Harrison-ford-1 How is it that Harrison Ford is on the cover of the AARP Magazine? My man. Time marches on.

And in other changes that rock my world, I noticed this morning that on the little blue bag in which my morning New York Times is delivered, it reads, "All The News That's Fit To Go." "Fit to Go"? Go where? I get it that they are trying to move away from the paper's identity as solely a print operation, but that tag line just doesn't do it. I just checked my paper (the one that is made from trees) and it still reads "All the News That's Fit to Print." What's next, though? "All the News That's Fit for Digital Content" on the website?

In other news, I told myself I would not blog one more time about the endnotes, lest I lose every reader I have left. But I will just say this: in the end there were 258 of them. 258. I'd rather look at a nice picture of Harrison than think about them for another minute. 

Endnotes Are The End of Me

Images-1 As of 6:00 a.m. today, I have completed 189 endnotes, which brings me to the end of Chapter 5. Two more chapters to go. They are all due today. The ones that are done aren't perfect - some are missing page numbers, but only one is a complete blank. Hopefully will get a second crack at them when I get the whole manuscript back from copy editing. Publisher wants these today.

In other - and much more interesting news - my niece had her baby on Friday! Baby Amelia is healthy and absolute heaven. I can't wait to get to know her. I have so much wisdom to impart. Such as never, never, never handle endnotes like Aunt Katy.


I'm Being Punished Enough

Images You know how when someone has a computer meltdown and loses everything - people are always tempted to say, "Oh my God, didn't you back up your work?" It is not a nice thing to say. Well, there is a corollary when one -such as I - is in foot note hell. Please, do not say to the author, "WHAT? You didn't keep notes all along? You weren't doing citations as you wrote?"

No. OK? No, I didn't. This is my first book. I have been learning as I go along. When I blithely referred to a study, I evidently found it online, or printed it out and stuck it in a folder, God knows where, or researched it at a library and just took notes, or whatever.

Yesterday, I got a note from the editor's assistant, and they want all the notes by Monday. Monday. Let me just say there is a great deal of work to do in the next few days. And please don't tell me that I should have been doing this all along. I'm being punished enough.  


EndNotes AUGH! I was warned. I really was. Keep track of all the material you cite in the book. Do the endnotes or footnotes as you go along. Sure, sure, I thought at the time. The important thing is the narrative - I don't need to be disrupting the writing process by laboriously noting the authors of some study I reference. It will be easy to put all this together at the end.

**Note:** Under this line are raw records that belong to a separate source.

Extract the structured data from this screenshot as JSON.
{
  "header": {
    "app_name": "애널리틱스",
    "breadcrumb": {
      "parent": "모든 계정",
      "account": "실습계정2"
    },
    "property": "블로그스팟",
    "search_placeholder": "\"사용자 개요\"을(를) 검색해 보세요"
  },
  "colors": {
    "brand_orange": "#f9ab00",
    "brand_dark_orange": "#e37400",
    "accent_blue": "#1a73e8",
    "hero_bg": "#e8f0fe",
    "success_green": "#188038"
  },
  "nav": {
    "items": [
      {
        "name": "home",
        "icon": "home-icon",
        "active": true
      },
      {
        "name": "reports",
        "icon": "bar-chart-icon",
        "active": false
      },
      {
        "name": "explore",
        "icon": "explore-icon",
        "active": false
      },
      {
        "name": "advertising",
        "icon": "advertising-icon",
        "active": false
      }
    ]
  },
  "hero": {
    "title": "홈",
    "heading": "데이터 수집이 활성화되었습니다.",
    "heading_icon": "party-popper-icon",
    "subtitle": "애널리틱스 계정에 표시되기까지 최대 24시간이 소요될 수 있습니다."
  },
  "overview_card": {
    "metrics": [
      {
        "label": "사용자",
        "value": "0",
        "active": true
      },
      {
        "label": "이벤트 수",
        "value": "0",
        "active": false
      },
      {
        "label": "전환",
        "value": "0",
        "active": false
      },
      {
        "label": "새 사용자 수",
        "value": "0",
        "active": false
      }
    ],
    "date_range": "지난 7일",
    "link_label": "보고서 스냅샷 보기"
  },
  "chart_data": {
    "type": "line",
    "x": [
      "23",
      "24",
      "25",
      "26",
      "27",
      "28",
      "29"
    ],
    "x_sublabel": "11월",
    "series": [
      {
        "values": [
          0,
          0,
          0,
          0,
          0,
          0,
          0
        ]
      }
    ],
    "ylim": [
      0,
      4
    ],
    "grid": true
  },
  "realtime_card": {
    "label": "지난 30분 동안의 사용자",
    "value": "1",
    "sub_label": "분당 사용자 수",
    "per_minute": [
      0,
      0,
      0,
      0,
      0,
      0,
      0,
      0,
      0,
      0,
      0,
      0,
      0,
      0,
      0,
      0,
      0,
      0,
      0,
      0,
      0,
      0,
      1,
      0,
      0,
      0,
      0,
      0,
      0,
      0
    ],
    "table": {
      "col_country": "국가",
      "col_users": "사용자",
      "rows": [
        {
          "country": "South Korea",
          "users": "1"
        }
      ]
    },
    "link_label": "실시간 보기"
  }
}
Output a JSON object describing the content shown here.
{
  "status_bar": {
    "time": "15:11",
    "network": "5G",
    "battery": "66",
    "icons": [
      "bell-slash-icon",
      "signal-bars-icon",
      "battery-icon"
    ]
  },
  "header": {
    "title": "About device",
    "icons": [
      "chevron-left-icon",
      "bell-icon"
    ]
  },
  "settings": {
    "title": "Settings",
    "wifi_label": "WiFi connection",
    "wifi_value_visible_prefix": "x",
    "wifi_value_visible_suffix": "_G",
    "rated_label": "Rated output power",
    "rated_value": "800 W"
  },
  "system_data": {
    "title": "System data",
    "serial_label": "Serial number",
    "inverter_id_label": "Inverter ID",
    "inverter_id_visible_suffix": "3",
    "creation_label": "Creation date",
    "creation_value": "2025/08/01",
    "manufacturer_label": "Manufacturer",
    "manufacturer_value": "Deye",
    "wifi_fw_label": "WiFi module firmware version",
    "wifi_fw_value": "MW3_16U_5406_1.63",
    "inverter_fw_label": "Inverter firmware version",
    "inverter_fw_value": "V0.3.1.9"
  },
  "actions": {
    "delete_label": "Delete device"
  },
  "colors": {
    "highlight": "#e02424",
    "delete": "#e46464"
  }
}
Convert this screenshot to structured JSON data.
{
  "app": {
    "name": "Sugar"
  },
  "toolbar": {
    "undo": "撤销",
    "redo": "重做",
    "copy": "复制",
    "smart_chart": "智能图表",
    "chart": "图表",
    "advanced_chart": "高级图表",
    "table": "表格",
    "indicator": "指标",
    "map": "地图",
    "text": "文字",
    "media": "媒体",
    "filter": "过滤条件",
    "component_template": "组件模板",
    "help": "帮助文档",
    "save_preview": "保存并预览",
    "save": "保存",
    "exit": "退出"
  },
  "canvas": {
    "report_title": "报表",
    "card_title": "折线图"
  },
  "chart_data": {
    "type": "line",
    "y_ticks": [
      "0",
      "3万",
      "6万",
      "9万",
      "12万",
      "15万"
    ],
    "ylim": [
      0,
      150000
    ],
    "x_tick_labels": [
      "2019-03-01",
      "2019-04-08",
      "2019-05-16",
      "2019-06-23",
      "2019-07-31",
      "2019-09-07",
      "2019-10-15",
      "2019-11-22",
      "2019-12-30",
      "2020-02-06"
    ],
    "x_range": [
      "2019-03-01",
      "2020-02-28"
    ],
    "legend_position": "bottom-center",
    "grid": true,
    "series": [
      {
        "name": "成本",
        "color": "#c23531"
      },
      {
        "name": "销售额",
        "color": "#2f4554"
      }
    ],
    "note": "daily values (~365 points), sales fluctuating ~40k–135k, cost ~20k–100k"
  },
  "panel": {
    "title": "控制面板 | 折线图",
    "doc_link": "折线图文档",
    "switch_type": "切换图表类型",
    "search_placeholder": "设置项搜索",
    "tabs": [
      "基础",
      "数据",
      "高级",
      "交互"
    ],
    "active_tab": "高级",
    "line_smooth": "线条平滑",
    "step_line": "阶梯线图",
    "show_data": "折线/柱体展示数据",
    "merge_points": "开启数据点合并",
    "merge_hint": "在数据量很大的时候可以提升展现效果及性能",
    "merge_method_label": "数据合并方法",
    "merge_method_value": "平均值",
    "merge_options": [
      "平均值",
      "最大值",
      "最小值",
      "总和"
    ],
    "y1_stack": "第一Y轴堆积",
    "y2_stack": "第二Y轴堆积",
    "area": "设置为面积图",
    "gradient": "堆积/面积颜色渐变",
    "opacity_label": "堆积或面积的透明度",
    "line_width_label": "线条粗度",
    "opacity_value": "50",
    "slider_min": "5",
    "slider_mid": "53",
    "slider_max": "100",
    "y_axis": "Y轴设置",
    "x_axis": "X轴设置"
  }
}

My friends, crime doesn't pay. I spend five straight hours yesterday documenting the material in Chapter Two. And I'm not near done. With even half of Ch. 2. I'll say this - my book, while not academic, certainly does have scholarly work to back it up. Let's not even discuss the difference between a footnote and an endnote, let alone the different styles in which source material can be cited. Writing - not always the world's most romantic pursuit.